:: Supplied records ::

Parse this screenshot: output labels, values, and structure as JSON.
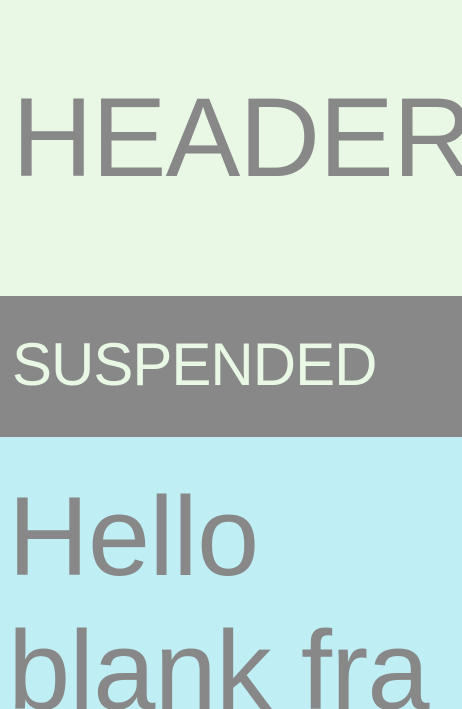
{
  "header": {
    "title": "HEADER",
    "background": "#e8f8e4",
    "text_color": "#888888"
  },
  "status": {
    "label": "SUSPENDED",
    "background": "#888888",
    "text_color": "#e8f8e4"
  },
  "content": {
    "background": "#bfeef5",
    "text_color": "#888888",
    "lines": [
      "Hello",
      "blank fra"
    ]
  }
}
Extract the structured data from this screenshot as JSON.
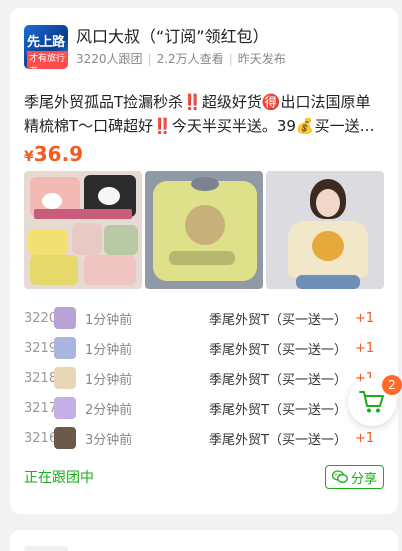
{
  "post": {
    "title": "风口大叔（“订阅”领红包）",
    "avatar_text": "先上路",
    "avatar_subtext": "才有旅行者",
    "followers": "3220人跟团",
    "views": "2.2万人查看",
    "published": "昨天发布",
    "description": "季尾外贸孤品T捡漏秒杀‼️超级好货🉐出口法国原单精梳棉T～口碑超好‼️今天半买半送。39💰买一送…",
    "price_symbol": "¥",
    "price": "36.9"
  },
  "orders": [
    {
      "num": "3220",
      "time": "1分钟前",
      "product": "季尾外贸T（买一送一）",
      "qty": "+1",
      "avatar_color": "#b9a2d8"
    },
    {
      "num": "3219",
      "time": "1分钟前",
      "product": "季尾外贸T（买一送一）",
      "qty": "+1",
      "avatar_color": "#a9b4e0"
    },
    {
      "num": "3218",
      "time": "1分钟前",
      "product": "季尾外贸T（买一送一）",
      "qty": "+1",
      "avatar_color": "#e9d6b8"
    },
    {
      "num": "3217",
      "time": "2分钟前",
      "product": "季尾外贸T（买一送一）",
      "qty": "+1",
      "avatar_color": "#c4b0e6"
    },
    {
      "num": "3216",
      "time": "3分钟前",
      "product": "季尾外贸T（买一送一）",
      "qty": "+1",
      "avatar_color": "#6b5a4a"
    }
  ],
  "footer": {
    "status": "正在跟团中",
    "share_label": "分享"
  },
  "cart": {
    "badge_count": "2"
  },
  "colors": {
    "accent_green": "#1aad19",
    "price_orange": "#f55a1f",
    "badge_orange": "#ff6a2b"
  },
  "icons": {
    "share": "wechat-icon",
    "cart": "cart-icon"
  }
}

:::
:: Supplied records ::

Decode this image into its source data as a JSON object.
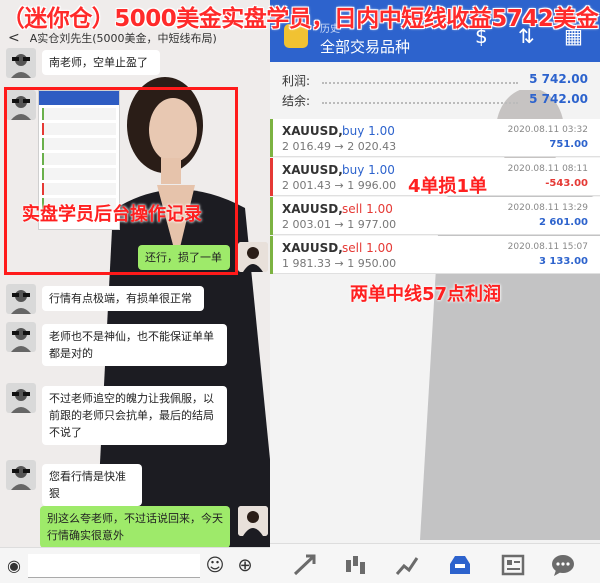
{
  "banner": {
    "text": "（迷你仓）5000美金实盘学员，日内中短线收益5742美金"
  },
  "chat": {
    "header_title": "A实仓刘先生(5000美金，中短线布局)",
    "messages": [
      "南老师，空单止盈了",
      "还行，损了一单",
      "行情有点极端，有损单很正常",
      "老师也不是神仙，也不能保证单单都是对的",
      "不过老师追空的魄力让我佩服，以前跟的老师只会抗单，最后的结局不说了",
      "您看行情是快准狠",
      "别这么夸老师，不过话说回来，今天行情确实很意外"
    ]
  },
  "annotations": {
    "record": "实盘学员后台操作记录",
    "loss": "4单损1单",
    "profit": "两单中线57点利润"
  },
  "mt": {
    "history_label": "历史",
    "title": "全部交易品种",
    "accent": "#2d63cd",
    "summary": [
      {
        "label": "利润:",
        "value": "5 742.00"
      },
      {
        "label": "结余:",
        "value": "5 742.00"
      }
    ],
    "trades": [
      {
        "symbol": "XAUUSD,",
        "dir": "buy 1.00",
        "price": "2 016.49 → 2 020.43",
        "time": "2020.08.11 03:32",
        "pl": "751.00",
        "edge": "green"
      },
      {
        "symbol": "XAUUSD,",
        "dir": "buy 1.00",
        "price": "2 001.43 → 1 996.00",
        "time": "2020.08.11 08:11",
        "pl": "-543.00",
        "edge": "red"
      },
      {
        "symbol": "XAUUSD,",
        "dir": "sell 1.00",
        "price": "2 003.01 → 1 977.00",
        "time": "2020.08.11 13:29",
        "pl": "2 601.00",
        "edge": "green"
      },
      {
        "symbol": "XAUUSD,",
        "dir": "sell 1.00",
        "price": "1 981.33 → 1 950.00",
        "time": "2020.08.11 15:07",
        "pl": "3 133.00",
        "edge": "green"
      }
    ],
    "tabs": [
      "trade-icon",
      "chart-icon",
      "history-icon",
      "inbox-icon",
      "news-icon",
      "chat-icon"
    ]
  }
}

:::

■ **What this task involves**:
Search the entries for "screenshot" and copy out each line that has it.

■ **Solution to this task**:
Parse this screenshot: output labels, values, and structure as JSON.
Extract the structured data from this screenshot as JSON.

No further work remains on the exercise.